NEW YORK -- U.S. President Donald Trump said on Tuesday that his scheduled June 12 meeting with North Korean leader Kim Jong Un may happen at a different time, signaling that it will be postponed if conditions are not met. The president personally guaranteed the safety of Kim if a deal were to happen, but insisted that denuclearization must be a part of that.
"Things are moving along with the North Korean summit," Trump told reporters at the White House ahead of a meeting with his South Korean counterpart, Moon Jae-in. But he added, "There's a very substantial chance it won't work out," saying neither he nor Kim want to "waste a lot of time."
"There are certain conditions that we want and I think we'll get those conditions, and if we don't, we don't have the meeting," the president said, although he declined to elaborate on what those conditions might be. He also declined to answer when asked if he had talked directly to Kim.
Though he downplayed the chances of success and suggested that it would be "OK" if the meeting did not happen as planned, Trump has political capital resting on the success of the meeting, some experts have suggested.
Secretary of State Mike Pompeo told reporters at a news briefing later on Tuesday that the U.S. is still aiming for a June 12 meeting.
"We are working to make sure that there's a common understanding about the contents of what will be discussed, but I'm optimistic," Pompeo said. "But again, this could be something that comes right to the end and doesn't happen. As the president said, we'll see."
"North Korea has a chance, really, to be a great country, and I think they should seize the opportunity and we'll soon find out whether or not they want to do that," the president said in his earlier remarks.

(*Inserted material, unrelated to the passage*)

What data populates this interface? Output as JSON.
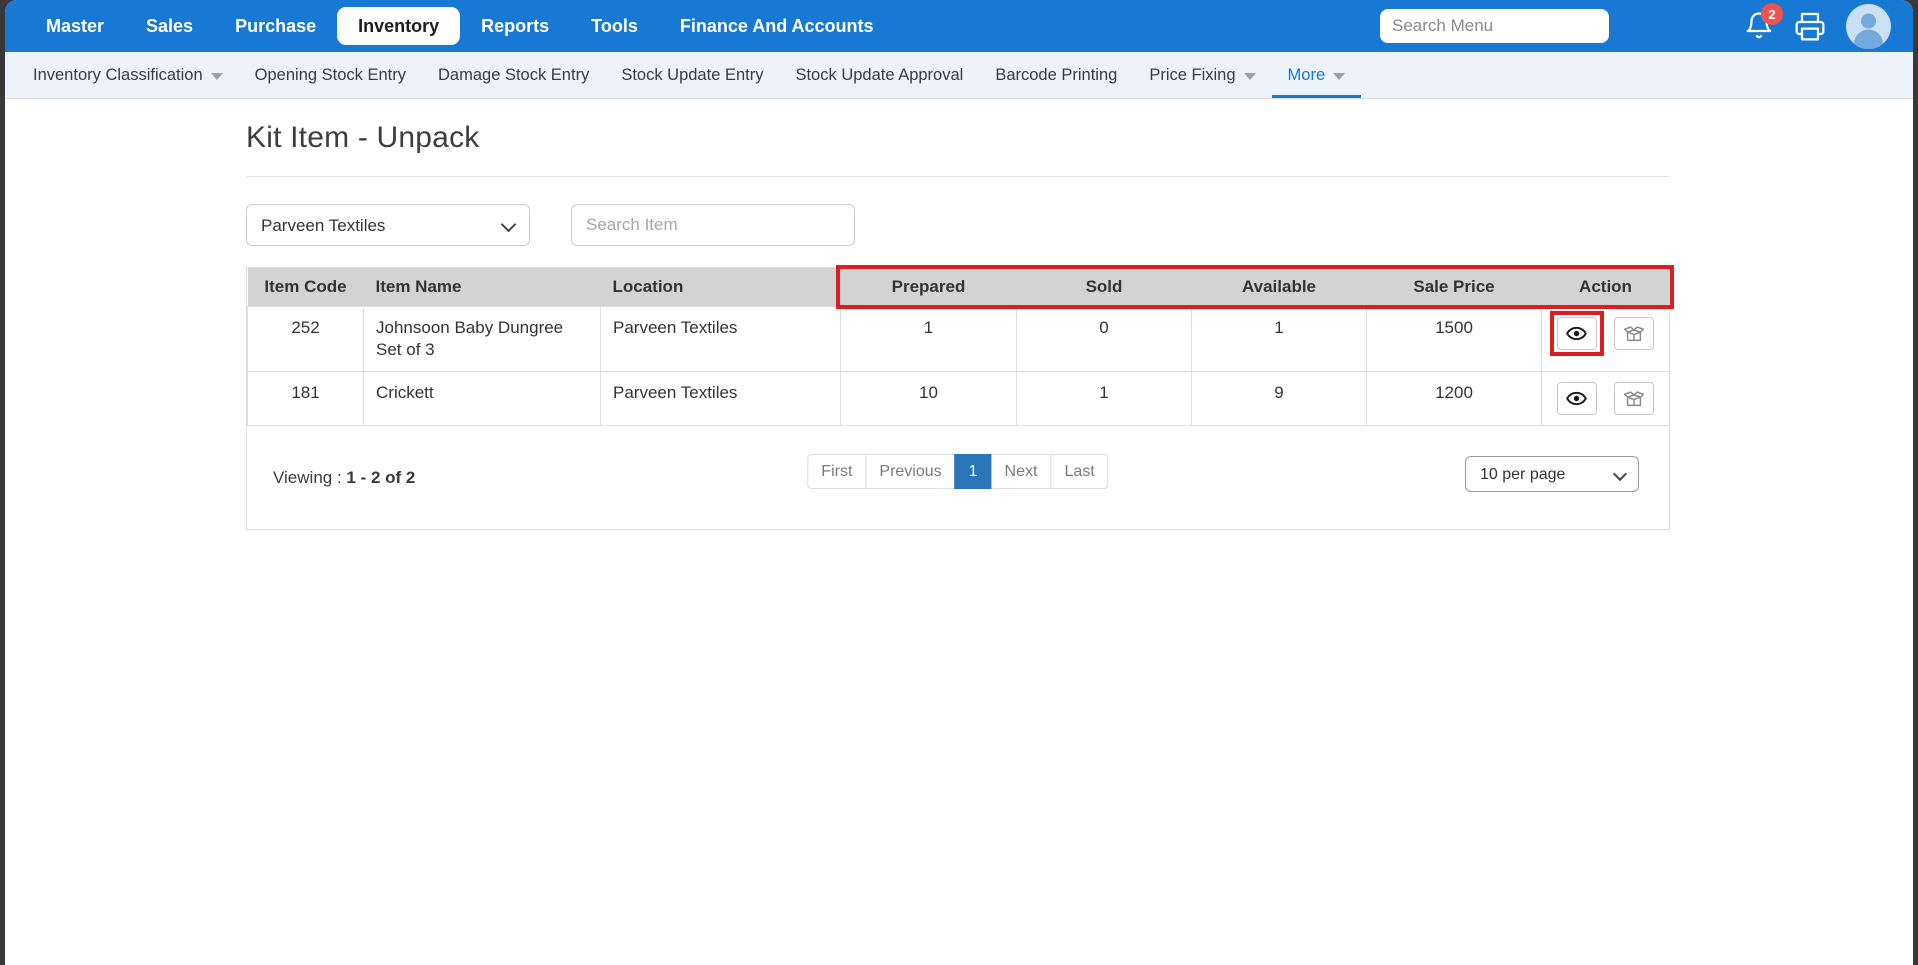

Trump also expressed concern to reporters at Beijing's influence over Kim. Referring to Chinese President Xi Jinping as a "world-class poker player," Trump added to an earlier suggestion that Kim's attitude changed after a second meeting with Xi and noted his discontent despite a friendship with the Chinese leader.
The president has repeatedly praised Kim for his apparent willingness to negotiate and touted his own reputation as a skilled deal-maker. A commemorative coin featuring the profiles of Trump and Kim in the context of peace talks was also unveiled by the White House, referring to Kim as "Supreme Leader."
In their meeting, Trump and Moon are expected to lay out what to offer the North in exchange for full denuclearization. Trump has also promised the safety of North Korea's leader, attempting to put to rest concerns from the North of a Libya-style dismantlement of its nuclear program and a violent regime change.
"I will guarantee his safety. He will be safe, he will be happy, his country will be rich, his country will be hard working and very prosperous," Trump said.
"South Korea, China and Japan ... they will be willing to help and I believe invest very, very large sums of money into helping to make North Korea great," he added.
Pompeo, who has met twice with Kim in Pyongyang, noted that he had spoken generally with the leader about the possibility of American investment in the North. "I do have a real sense that he would find American investment, American technology, American know-how of real value to his people," he said.
"I do think it's something that -- if we get this right and we get the denuclearization right -- that America would be quite capable of delivering them with lots of things that would make life better for the North Korean people," Pompeo said.